═════ Records to use ═════

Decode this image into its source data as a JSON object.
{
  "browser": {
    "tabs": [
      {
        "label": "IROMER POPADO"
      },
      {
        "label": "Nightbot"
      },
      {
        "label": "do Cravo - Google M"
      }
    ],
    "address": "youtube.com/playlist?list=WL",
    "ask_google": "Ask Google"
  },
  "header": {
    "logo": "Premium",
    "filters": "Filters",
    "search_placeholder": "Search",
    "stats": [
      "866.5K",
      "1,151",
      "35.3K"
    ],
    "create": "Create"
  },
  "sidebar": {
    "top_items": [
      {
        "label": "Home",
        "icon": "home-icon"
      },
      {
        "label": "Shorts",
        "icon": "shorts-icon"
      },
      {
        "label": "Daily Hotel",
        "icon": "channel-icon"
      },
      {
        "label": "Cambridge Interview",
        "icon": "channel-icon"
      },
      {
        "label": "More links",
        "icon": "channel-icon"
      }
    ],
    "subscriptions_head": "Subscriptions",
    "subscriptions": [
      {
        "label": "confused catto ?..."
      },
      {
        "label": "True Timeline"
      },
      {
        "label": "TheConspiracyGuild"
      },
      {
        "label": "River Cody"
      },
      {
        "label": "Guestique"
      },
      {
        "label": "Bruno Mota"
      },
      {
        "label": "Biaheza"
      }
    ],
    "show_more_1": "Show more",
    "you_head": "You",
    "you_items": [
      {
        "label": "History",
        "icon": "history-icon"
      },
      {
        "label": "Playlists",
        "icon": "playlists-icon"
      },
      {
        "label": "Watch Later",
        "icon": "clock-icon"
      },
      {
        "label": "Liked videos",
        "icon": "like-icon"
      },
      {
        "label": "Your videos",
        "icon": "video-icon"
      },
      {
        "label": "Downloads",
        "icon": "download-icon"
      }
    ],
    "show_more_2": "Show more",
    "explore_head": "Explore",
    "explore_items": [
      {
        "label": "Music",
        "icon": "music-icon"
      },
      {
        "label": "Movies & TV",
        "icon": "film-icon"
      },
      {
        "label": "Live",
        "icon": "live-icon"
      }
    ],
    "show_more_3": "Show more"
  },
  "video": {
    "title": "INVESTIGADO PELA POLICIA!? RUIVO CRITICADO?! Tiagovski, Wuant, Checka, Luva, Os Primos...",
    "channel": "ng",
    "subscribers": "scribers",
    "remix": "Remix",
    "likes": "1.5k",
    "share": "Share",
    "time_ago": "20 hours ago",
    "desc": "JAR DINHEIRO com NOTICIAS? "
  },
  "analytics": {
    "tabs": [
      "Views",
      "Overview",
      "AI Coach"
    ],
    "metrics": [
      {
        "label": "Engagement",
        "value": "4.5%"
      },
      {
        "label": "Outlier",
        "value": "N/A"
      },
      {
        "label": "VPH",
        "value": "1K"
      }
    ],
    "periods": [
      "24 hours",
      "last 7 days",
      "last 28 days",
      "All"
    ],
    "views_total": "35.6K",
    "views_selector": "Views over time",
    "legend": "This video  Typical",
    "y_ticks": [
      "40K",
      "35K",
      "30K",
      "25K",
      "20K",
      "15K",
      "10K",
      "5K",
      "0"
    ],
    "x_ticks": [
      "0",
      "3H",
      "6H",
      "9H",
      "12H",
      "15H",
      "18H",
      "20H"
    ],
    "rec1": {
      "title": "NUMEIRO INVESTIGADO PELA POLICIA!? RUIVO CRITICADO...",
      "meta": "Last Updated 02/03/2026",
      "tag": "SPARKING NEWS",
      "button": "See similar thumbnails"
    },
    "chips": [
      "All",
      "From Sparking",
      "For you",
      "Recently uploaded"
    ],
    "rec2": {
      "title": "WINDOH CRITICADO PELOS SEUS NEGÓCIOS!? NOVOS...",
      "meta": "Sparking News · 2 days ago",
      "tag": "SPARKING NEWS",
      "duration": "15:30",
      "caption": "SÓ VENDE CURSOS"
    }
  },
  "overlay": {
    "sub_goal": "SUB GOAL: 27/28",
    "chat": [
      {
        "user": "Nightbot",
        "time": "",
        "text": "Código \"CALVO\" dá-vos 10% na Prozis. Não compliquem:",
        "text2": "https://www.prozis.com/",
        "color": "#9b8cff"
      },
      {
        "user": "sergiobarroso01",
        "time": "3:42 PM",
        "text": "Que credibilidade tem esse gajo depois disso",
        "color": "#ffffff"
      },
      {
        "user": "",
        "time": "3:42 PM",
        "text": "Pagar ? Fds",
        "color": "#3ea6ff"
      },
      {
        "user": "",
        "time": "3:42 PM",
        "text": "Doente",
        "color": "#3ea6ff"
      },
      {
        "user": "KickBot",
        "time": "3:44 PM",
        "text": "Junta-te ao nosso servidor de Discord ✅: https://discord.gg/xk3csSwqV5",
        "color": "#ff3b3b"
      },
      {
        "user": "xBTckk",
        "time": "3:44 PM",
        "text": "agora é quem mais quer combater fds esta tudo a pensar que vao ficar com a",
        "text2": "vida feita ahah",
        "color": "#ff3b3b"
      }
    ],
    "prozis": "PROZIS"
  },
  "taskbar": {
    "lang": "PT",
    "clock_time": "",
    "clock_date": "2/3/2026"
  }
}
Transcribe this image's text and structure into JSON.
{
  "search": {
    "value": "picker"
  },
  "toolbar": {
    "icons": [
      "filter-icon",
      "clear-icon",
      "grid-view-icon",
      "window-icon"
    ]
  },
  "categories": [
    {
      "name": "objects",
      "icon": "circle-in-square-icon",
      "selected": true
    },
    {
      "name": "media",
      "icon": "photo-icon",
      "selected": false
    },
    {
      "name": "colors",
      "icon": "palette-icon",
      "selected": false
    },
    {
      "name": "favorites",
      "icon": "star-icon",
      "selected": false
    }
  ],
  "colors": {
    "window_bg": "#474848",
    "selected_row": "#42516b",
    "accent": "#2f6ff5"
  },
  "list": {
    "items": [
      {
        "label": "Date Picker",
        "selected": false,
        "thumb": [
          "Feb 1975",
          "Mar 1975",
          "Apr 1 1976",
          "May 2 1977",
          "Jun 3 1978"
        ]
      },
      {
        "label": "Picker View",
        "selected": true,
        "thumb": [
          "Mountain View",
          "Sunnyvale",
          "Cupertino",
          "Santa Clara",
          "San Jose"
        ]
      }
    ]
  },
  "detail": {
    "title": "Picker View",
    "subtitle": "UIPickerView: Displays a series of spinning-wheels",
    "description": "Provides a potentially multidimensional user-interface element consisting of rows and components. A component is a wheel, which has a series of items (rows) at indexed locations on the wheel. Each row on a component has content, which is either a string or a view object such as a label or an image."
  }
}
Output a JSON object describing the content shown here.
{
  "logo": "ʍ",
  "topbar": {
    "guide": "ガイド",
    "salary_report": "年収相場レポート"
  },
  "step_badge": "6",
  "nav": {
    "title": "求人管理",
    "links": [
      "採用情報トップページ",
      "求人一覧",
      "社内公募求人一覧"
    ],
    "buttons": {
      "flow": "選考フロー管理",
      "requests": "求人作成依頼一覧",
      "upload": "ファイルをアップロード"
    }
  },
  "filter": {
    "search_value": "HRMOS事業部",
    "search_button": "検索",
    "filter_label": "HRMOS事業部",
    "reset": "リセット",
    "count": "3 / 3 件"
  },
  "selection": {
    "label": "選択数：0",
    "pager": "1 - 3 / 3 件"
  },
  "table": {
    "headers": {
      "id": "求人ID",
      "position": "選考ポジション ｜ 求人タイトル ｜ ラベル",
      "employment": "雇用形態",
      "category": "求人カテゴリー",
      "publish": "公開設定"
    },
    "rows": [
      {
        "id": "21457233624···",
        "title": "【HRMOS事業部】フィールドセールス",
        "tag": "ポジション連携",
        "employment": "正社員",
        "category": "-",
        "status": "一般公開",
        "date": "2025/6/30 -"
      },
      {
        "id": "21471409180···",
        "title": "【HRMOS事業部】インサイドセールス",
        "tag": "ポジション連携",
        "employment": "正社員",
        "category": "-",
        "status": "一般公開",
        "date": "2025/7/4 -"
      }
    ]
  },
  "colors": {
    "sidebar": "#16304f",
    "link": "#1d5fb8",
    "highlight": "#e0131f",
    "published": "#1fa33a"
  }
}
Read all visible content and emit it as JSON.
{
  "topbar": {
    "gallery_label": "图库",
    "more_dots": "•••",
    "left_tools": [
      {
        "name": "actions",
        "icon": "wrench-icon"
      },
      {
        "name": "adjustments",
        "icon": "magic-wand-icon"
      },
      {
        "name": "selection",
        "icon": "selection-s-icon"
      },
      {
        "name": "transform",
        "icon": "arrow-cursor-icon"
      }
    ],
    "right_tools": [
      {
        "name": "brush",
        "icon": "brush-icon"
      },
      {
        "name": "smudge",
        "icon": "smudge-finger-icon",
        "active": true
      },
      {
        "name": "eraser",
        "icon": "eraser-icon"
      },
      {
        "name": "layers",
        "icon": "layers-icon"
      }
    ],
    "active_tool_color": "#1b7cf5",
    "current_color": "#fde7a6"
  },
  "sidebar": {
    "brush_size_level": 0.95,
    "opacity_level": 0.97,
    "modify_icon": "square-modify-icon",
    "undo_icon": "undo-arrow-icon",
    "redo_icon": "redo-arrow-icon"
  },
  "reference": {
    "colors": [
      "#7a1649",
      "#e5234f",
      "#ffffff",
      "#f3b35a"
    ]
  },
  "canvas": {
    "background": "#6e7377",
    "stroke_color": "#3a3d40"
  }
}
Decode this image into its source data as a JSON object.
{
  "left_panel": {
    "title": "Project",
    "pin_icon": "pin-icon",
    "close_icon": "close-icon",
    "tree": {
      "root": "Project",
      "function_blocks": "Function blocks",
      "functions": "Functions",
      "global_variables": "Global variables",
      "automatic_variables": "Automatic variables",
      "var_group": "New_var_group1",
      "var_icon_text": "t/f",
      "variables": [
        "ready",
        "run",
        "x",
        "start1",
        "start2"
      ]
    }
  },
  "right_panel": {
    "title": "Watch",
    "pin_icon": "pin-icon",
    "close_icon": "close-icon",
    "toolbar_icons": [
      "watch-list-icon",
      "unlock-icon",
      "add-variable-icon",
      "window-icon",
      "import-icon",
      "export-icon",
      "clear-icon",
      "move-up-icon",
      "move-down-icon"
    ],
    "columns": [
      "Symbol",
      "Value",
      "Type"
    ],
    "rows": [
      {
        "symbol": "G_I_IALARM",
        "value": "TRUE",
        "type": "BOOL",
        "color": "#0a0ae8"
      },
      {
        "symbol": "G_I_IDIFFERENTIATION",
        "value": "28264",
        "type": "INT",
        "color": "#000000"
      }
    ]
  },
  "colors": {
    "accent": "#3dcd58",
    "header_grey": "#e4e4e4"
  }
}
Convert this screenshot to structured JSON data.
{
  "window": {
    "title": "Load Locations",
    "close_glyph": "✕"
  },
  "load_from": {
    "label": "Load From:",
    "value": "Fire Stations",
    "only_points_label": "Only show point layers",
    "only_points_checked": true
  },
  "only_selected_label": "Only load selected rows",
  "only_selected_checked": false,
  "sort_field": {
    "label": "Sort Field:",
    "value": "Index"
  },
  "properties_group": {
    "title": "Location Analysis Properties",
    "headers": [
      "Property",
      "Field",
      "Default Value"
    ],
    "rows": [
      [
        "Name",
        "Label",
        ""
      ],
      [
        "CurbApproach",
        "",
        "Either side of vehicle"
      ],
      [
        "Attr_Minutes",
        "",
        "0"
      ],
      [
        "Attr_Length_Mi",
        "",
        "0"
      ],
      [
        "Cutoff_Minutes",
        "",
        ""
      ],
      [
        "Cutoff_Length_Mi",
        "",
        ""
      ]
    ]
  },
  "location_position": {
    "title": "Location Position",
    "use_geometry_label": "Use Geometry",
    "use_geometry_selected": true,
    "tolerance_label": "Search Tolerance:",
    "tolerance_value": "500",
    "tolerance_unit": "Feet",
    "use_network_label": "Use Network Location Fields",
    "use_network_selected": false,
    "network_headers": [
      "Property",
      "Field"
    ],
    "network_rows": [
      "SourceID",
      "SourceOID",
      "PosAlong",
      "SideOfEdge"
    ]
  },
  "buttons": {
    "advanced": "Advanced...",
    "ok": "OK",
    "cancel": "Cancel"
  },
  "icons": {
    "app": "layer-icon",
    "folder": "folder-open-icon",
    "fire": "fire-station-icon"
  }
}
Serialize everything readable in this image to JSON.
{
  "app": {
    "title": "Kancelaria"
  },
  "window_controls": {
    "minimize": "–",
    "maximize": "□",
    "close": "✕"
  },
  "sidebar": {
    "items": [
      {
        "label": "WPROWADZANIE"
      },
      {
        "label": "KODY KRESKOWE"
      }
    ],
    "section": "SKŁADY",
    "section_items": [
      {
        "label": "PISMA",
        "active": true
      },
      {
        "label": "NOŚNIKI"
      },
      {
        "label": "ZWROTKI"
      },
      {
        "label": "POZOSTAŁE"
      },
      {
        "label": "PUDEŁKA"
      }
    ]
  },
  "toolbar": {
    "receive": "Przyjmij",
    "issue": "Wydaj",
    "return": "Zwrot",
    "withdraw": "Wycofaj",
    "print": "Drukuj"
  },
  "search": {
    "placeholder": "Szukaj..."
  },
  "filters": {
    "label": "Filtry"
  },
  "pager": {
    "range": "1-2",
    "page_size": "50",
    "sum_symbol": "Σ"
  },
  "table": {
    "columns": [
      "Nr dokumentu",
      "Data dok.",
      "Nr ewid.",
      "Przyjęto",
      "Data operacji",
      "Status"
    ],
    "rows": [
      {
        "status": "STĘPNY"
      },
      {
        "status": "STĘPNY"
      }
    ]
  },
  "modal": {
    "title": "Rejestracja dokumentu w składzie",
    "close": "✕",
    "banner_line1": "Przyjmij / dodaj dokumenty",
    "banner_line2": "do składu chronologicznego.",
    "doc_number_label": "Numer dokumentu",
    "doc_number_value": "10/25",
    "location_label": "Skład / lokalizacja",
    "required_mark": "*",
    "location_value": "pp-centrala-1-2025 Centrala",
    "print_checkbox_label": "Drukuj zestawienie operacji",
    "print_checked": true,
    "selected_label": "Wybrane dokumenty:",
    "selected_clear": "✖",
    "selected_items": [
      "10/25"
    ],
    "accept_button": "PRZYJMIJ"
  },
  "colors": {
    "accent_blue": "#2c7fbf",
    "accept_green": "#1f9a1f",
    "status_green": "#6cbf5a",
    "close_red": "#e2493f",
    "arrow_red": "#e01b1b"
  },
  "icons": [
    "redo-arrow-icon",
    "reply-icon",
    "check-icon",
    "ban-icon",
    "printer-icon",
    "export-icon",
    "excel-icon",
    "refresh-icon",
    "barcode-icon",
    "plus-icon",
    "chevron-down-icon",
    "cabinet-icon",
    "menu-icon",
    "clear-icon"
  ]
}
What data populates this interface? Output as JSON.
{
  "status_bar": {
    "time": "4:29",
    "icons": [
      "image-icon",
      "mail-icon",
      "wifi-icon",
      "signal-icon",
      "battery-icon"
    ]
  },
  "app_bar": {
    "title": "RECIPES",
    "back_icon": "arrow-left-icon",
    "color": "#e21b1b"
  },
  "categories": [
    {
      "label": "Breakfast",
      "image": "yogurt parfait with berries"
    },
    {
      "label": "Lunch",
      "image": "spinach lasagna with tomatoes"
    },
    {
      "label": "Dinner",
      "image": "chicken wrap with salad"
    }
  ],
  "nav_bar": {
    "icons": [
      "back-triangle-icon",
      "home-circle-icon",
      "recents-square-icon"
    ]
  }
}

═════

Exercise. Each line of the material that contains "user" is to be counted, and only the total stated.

Expected answer. 7